[Web page and app entries]
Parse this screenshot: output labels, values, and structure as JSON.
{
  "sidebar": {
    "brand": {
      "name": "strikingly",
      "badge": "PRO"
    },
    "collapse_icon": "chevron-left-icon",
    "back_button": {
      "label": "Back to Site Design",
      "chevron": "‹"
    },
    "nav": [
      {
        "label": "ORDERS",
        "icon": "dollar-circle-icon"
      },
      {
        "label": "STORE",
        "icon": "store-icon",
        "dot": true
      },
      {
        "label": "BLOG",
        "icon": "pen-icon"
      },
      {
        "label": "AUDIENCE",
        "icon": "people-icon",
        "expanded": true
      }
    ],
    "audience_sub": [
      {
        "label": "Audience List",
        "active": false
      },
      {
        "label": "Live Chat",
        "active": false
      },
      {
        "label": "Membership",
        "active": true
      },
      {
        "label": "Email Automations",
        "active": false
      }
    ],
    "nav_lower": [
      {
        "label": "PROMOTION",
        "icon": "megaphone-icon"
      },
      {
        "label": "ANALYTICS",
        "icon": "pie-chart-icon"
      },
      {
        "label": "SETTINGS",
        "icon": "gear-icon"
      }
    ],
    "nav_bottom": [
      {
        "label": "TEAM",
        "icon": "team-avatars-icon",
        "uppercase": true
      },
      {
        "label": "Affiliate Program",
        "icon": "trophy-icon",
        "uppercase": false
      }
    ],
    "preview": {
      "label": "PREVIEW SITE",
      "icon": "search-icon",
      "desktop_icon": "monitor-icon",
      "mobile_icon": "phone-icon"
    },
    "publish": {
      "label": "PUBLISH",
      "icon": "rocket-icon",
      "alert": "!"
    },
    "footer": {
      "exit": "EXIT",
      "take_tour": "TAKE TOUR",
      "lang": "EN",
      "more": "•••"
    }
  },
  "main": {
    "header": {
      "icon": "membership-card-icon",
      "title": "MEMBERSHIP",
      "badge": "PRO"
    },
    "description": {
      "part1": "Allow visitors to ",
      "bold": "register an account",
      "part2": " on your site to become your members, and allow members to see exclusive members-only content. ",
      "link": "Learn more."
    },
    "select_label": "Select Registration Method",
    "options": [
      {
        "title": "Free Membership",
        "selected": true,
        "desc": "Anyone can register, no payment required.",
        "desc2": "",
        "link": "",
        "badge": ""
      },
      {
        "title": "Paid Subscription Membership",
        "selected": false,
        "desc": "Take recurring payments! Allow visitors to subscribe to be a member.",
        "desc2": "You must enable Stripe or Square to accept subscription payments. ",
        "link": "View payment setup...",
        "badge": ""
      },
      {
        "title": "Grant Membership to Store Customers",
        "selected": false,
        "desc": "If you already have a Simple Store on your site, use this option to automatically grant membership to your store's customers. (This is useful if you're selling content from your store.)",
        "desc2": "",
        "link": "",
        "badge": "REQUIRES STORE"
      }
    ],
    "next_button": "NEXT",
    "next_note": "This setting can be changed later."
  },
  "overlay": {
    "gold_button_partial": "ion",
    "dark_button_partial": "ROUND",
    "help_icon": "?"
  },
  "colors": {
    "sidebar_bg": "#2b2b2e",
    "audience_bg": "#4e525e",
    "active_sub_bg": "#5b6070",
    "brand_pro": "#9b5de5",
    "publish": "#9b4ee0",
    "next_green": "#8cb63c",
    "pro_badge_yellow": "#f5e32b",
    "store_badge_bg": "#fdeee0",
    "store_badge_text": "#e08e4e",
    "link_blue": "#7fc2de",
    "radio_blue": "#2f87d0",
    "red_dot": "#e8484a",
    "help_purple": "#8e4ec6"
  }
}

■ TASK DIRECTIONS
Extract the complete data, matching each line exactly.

■ ANSWER
Parse this screenshot: output labels, values, and structure as JSON.
{
  "sidebar": {
    "brand": {
      "name": "strikingly",
      "badge": "PRO"
    },
    "collapse_icon": "chevron-left-icon",
    "back_button": {
      "label": "Back to Site Design",
      "chevron": "‹"
    },
    "nav": [
      {
        "label": "ORDERS",
        "icon": "dollar-circle-icon"
      },
      {
        "label": "STORE",
        "icon": "store-icon",
        "dot": true
      },
      {
        "label": "BLOG",
        "icon": "pen-icon"
      },
      {
        "label": "AUDIENCE",
        "icon": "people-icon",
        "expanded": true
      }
    ],
    "audience_sub": [
      {
        "label": "Audience List",
        "active": false
      },
      {
        "label": "Live Chat",
        "active": false
      },
      {
        "label": "Membership",
        "active": true
      },
      {
        "label": "Email Automations",
        "active": false
      }
    ],
    "nav_lower": [
      {
        "label": "PROMOTION",
        "icon": "megaphone-icon"
      },
      {
        "label": "ANALYTICS",
        "icon": "pie-chart-icon"
      },
      {
        "label": "SETTINGS",
        "icon": "gear-icon"
      }
    ],
    "nav_bottom": [
      {
        "label": "TEAM",
        "icon": "team-avatars-icon",
        "uppercase": true
      },
      {
        "label": "Affiliate Program",
        "icon": "trophy-icon",
        "uppercase": false
      }
    ],
    "preview": {
      "label": "PREVIEW SITE",
      "icon": "search-icon",
      "desktop_icon": "monitor-icon",
      "mobile_icon": "phone-icon"
    },
    "publish": {
      "label": "PUBLISH",
      "icon": "rocket-icon",
      "alert": "!"
    },
    "footer": {
      "exit": "EXIT",
      "take_tour": "TAKE TOUR",
      "lang": "EN",
      "more": "•••"
    }
  },
  "main": {
    "header": {
      "icon": "membership-card-icon",
      "title": "MEMBERSHIP",
      "badge": "PRO"
    },
    "description": {
      "part1": "Allow visitors to ",
      "bold": "register an account",
      "part2": " on your site to become your members, and allow members to see exclusive members-only content. ",
      "link": "Learn more."
    },
    "select_label": "Select Registration Method",
    "options": [
      {
        "title": "Free Membership",
        "selected": true,
        "desc": "Anyone can register, no payment required.",
        "desc2": "",
        "link": "",
        "badge": ""
      },
      {
        "title": "Paid Subscription Membership",
        "selected": false,
        "desc": "Take recurring payments! Allow visitors to subscribe to be a member.",
        "desc2": "You must enable Stripe or Square to accept subscription payments. ",
        "link": "View payment setup...",
        "badge": ""
      },
      {
        "title": "Grant Membership to Store Customers",
        "selected": false,
        "desc": "If you already have a Simple Store on your site, use this option to automatically grant membership to your store's customers. (This is useful if you're selling content from your store.)",
        "desc2": "",
        "link": "",
        "badge": "REQUIRES STORE"
      }
    ],
    "next_button": "NEXT",
    "next_note": "This setting can be changed later."
  },
  "overlay": {
    "gold_button_partial": "ion",
    "dark_button_partial": "ROUND",
    "help_icon": "?"
  },
  "colors": {
    "sidebar_bg": "#2b2b2e",
    "audience_bg": "#4e525e",
    "active_sub_bg": "#5b6070",
    "brand_pro": "#9b5de5",
    "publish": "#9b4ee0",
    "next_green": "#8cb63c",
    "pro_badge_yellow": "#f5e32b",
    "store_badge_bg": "#fdeee0",
    "store_badge_text": "#e08e4e",
    "link_blue": "#7fc2de",
    "radio_blue": "#2f87d0",
    "red_dot": "#e8484a",
    "help_purple": "#8e4ec6"
  }
}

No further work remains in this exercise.